Suddenly making it a home-and-away tournament in the 2020-21 season or shoehorning in an ‘extra’ Six Nations, on top of the four re-arranged games from the 2020 tournament, would provide complications for either the season’s fixture list or, potentially, the biennial itinerary.
Would the end of the year be a repeat of the 2020 fixtures or would the 2021 schedule be brought forward, or how would it work?
Looking further ahead, the Six Nations and Sanzaar are also looking into running their two flagship competitions simultaneously as a means of achieving the oft-mooted global calendar.
Historically, the Six Nations ensures that rugby is sport’s main post-January pick-me-up and commands the kind of attention it might not be guaranteed to achieve in another, more competitive time of the year. Moving the tournament away from its early February to mid-March slot would be a hugely significant change in its own right.
Needs must, of course, and the novelty value of a one-off extra Six Nations might work, but they need to be careful of too much tampering
That really could be too much tampering in its own right. Certainly making it into a home-and-away tournament ultimately could be its ruination. Not alone does it run the risk of being too much of a good thing, but (presuming sell-out crowds are permissible again one day) five away matches would assuredly diminish the numbers of travelling supporters and thus deny the Six Nations one of its unique, and best traits. Nor would doubling the existing number of matches mean doubling your money. It doesn’t work like that.

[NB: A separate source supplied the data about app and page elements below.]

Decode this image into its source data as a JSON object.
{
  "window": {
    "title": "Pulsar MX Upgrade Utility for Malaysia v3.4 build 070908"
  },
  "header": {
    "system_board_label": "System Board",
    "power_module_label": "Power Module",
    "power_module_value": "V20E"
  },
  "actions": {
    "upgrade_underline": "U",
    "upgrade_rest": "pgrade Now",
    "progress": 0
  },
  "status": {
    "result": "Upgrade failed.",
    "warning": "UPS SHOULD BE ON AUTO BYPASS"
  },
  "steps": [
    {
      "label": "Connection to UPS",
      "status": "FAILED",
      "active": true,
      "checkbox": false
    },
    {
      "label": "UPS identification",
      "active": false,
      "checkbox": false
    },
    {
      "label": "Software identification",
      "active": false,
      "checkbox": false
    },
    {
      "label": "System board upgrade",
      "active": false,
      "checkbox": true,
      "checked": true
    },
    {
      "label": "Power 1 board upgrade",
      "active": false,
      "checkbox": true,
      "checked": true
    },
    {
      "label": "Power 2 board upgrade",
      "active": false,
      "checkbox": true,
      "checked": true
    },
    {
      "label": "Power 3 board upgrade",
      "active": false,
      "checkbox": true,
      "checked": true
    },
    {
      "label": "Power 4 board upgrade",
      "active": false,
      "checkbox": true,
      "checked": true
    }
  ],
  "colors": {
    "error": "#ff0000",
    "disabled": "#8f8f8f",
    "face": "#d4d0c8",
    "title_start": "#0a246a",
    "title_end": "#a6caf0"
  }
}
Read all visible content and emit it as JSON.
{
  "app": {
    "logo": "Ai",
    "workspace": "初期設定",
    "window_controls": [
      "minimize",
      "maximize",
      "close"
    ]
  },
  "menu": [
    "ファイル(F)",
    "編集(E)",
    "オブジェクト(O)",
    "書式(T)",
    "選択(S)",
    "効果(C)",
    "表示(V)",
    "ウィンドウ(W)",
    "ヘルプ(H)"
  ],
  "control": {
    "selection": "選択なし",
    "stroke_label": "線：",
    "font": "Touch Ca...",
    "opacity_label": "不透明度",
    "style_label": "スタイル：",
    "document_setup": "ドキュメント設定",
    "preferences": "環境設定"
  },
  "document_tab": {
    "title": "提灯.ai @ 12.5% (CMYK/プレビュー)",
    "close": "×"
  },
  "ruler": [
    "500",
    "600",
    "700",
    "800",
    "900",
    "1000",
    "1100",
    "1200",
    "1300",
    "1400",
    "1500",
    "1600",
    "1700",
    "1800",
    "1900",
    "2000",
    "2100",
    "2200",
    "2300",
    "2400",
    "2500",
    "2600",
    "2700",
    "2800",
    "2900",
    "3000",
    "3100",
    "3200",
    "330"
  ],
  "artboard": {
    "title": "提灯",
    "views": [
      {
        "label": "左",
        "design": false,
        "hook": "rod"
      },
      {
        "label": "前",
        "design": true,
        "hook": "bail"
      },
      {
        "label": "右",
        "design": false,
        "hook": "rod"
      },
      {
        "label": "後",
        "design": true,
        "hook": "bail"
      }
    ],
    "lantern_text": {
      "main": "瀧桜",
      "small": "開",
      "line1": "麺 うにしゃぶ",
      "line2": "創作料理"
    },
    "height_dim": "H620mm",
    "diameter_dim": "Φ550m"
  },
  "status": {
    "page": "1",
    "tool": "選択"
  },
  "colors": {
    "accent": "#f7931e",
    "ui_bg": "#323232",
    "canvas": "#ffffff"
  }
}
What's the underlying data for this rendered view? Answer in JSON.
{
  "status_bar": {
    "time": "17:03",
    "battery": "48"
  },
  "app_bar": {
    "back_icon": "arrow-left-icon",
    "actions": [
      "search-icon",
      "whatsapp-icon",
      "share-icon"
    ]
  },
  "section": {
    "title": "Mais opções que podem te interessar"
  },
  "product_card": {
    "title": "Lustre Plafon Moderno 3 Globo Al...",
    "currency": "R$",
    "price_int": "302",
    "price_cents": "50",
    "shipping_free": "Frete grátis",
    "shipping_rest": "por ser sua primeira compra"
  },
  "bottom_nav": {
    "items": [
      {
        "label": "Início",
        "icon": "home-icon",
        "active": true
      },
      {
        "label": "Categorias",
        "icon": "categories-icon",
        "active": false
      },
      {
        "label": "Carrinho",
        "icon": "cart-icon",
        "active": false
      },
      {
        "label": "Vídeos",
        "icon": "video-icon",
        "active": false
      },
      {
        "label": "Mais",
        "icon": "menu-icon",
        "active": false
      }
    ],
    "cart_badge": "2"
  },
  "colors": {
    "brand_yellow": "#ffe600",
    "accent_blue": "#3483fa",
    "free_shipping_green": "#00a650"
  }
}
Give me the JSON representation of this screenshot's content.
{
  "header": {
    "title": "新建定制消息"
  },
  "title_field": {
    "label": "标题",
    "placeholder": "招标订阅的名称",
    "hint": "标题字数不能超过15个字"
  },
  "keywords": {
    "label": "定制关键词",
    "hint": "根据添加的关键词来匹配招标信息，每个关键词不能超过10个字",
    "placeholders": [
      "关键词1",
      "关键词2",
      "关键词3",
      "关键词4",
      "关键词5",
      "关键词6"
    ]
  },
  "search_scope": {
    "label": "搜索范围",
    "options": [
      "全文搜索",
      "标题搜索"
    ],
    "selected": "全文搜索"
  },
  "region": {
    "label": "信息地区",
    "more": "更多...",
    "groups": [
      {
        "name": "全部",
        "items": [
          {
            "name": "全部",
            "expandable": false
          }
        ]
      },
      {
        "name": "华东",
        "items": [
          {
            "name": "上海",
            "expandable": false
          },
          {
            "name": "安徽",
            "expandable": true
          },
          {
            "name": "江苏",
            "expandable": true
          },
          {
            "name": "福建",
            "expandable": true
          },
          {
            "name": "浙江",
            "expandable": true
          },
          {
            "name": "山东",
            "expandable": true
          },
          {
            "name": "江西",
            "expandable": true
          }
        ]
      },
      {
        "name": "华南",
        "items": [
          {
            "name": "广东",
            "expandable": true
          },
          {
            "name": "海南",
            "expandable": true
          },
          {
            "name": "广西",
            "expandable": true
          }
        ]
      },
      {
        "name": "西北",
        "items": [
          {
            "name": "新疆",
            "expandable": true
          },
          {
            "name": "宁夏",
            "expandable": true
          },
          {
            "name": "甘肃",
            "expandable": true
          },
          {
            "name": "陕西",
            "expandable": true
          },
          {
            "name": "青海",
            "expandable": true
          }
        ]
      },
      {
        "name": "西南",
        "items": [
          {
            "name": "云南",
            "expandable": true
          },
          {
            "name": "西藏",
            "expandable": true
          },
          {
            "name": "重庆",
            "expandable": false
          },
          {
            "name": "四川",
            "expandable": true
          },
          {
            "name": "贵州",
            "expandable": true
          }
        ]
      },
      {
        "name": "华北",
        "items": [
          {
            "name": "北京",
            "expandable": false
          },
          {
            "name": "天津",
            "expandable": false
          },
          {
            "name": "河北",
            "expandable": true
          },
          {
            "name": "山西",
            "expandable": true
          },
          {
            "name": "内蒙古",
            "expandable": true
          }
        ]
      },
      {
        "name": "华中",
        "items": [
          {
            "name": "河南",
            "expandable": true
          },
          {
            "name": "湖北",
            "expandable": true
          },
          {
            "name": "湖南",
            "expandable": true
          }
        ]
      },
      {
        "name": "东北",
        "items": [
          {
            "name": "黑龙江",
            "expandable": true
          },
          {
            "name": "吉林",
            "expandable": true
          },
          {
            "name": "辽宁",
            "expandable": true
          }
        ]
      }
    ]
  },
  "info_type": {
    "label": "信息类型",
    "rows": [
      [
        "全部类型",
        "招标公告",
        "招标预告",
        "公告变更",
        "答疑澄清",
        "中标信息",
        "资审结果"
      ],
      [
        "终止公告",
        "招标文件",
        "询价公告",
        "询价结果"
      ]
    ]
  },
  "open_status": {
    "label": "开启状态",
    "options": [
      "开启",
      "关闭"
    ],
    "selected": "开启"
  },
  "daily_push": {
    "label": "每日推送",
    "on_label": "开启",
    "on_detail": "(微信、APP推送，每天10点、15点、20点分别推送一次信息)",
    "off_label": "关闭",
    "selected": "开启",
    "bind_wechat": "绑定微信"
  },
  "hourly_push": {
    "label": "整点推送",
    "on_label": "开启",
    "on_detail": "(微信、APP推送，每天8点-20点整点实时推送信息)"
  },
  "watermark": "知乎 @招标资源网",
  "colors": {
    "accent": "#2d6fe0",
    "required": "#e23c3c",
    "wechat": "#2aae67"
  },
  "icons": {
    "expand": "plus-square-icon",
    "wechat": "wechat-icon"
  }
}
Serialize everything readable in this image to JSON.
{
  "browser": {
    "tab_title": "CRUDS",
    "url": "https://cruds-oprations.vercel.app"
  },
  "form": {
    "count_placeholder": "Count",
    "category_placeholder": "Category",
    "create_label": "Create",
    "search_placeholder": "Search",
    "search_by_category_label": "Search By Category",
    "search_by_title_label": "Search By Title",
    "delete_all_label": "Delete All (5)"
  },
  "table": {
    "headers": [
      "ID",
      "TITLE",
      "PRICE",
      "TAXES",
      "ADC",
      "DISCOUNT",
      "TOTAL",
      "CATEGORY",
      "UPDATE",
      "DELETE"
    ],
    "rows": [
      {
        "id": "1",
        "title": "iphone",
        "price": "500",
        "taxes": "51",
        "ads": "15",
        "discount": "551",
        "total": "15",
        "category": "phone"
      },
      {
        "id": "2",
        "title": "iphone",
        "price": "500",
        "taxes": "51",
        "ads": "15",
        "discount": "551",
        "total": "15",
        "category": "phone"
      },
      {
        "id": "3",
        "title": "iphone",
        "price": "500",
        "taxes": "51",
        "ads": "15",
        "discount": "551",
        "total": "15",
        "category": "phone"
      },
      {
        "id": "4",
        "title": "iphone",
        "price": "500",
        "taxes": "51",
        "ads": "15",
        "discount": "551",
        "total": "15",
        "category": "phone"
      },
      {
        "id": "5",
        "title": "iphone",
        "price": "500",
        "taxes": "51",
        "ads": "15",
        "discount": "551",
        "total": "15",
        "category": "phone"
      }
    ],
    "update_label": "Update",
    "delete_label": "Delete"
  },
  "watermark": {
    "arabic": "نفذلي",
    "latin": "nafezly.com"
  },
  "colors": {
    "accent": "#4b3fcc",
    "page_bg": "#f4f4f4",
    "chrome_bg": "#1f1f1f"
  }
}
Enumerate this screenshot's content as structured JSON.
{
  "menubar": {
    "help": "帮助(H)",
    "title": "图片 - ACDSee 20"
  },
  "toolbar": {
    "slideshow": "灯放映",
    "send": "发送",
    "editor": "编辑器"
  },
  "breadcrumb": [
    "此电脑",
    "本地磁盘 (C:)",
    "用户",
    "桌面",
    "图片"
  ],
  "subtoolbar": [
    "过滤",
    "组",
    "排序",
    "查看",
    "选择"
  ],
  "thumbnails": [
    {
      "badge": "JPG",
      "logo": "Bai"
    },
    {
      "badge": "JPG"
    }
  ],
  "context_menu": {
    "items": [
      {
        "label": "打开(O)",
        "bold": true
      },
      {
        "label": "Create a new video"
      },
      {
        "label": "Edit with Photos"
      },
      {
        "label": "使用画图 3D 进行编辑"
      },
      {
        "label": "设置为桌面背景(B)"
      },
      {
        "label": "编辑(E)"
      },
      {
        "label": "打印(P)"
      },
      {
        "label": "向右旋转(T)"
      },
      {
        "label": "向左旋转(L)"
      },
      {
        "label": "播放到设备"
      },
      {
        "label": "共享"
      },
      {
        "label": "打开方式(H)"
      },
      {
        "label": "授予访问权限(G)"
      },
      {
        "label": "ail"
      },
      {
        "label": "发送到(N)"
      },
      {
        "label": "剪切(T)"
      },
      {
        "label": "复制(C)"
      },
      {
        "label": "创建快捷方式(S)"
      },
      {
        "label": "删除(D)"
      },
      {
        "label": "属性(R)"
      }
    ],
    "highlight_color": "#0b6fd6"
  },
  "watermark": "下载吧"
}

The Six Nations need only look at the Rugby Championship as a cautionary tale or, even more so, the once almighty Super Rugby. While expansions and reaching into new territory are commendable, both have suffered for the constant tampering. This is particularly true of Super Rugby, where the increased quantity of the tournament has come at the expense of its quality.
Needs must, of course, and the novelty value of a one-off extra Six Nations might work, but they need to be careful of too much tampering. The Six Nations is the golden goose. Add gate receipts and hospitality to broadcasting and sponsorship, and it possibly generates up to €250 million for the six unions and federations. A variation on it without fans before the end of the year could provide some kind of salvation in the wreckage of 2020.
But no need to overcook it.